Her mother, Erin Christman, feels helpless. “I try not to tell her how much harder this is for people who have lost jobs or relatives because I know for her and her 10-year-old world this is really hard,” Ms. Christman said. “I try to listen and validate her feelings and let her vent and yell and cry.”
As alone as Emerson feels, she has quite a bit of company. A recent nationwide study found that 78% of fifth- through eight-grade girls feel more lonely and isolated since the pandemic began. The same is true of older teens.
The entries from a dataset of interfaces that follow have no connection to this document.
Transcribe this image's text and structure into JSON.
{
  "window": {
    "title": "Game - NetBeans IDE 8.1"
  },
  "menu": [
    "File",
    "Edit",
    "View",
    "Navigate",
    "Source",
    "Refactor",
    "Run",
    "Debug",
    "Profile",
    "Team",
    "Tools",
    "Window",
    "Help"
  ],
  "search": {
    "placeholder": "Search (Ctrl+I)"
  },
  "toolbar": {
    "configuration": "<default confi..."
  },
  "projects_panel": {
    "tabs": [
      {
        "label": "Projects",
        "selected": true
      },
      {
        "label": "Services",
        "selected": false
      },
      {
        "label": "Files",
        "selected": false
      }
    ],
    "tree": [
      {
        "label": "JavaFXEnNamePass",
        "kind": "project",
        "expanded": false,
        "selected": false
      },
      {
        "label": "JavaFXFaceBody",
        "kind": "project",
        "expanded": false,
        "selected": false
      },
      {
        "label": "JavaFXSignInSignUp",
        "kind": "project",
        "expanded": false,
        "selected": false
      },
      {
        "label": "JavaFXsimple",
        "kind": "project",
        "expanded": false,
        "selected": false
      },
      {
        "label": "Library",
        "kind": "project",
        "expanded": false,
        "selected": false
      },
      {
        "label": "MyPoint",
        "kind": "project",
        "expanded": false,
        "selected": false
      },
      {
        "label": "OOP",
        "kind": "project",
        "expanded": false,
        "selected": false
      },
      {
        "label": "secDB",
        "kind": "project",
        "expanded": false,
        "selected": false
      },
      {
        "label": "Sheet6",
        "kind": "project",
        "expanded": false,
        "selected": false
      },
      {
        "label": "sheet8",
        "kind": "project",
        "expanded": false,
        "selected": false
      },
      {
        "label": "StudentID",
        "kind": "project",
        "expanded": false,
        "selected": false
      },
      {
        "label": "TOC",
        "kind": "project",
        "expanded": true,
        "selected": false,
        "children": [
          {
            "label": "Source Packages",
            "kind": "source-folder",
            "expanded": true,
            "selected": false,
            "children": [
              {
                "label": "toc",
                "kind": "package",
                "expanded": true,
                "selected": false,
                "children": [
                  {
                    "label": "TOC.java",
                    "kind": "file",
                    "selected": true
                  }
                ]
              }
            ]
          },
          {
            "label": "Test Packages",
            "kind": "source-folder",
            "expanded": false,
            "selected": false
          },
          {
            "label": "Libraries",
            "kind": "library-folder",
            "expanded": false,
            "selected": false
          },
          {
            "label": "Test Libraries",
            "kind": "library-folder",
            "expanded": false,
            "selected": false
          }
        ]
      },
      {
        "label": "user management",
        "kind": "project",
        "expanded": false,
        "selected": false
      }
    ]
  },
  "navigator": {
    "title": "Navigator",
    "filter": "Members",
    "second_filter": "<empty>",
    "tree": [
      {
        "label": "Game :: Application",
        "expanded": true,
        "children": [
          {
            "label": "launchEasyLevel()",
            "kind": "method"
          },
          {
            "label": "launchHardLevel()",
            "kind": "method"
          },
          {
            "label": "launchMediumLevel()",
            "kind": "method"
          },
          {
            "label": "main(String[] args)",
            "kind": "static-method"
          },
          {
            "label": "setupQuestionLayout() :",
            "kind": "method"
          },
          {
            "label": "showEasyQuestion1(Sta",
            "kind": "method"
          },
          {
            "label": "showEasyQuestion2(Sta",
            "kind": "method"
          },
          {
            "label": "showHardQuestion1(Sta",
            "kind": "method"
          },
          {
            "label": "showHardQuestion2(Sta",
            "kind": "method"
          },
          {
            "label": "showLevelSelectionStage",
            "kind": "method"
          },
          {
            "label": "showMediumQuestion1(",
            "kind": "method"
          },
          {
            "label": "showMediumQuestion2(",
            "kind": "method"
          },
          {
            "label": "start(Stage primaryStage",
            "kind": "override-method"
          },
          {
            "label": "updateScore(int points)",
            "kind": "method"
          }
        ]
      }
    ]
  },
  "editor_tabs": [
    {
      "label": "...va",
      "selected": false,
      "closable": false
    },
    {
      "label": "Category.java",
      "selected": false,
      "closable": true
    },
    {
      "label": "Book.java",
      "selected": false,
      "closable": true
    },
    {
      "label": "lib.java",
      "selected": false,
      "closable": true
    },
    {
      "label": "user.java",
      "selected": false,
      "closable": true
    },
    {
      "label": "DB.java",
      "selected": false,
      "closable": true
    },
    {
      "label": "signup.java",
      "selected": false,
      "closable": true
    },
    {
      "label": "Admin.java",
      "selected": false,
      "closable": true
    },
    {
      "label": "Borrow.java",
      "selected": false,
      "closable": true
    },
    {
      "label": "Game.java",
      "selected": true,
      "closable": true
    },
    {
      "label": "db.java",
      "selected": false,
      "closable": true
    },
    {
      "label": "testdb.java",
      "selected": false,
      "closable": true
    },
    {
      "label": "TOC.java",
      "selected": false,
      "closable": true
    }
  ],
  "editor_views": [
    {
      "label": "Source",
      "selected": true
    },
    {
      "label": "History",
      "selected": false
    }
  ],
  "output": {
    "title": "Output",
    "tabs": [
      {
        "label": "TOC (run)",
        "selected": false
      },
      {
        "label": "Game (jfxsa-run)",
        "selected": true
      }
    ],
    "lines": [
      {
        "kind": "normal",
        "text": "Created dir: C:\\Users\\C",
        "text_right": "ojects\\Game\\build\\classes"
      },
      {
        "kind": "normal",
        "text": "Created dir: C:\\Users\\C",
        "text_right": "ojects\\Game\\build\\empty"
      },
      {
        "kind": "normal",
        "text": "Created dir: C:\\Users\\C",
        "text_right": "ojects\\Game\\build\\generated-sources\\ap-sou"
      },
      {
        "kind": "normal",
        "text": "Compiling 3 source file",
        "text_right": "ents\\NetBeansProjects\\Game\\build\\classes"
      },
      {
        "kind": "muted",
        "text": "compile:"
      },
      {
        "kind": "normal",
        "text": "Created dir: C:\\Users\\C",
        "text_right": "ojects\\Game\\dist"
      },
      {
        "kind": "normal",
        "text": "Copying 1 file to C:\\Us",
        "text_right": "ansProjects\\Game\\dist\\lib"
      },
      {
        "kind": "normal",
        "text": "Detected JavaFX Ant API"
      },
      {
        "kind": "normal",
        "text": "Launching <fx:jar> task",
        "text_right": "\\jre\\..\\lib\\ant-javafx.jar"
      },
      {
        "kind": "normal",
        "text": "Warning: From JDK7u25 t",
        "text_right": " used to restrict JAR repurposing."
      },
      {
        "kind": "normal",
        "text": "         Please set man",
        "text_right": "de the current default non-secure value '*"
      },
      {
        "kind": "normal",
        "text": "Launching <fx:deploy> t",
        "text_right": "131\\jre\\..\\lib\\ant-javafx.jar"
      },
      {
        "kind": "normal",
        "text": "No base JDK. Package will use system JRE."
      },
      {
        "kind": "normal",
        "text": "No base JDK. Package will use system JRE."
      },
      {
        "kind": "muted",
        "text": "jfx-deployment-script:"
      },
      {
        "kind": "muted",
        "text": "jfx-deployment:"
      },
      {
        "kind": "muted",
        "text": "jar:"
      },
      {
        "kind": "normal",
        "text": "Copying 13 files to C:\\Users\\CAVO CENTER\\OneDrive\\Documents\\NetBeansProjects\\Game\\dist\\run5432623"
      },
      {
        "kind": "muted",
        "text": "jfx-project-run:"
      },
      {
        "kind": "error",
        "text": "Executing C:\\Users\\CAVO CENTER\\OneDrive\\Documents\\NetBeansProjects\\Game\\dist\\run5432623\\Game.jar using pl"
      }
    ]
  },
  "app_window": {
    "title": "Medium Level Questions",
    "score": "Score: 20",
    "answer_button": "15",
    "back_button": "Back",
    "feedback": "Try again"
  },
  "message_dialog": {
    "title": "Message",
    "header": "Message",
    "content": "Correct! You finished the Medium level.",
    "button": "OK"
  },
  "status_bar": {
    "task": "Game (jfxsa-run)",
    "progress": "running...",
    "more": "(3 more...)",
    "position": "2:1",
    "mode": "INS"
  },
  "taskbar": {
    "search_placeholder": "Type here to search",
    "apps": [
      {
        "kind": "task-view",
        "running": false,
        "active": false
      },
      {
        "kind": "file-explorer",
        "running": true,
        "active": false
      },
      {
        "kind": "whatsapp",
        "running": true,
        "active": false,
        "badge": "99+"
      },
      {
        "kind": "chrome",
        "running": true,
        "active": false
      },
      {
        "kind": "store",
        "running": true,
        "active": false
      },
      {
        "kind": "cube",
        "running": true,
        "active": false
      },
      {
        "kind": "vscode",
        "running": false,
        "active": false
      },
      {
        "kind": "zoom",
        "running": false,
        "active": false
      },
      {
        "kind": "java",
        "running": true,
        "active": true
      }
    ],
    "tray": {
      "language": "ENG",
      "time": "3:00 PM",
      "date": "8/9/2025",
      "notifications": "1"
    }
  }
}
The study, conducted in May by the Rox Institute for Research & Training, the research arm of Ruling Our eXperiences, a nonprofit focused on girls, also found that of the younger girls in that study—ages 10 to 14—a third are spending four or more hours a day on social media, primarily on TikTok, Snapchat and Instagram.
Adolescent girls already were experiencing record-high levels of loneliness, anxiety and depression before the pandemic, according to Mary Pipher, a clinical psychologist.
“All of the things that a year ago were increasing girls’ depression have been exacerbated by the pandemic,” Dr. Pipher told me. “Our recommendations were that girls spend more time with other girls, that they spend more time outside the home and that parents encourage girls to take more risks in order to develop skills on their own. Most of those things aren’t happening now because of Covid.”
America needs to go back to school.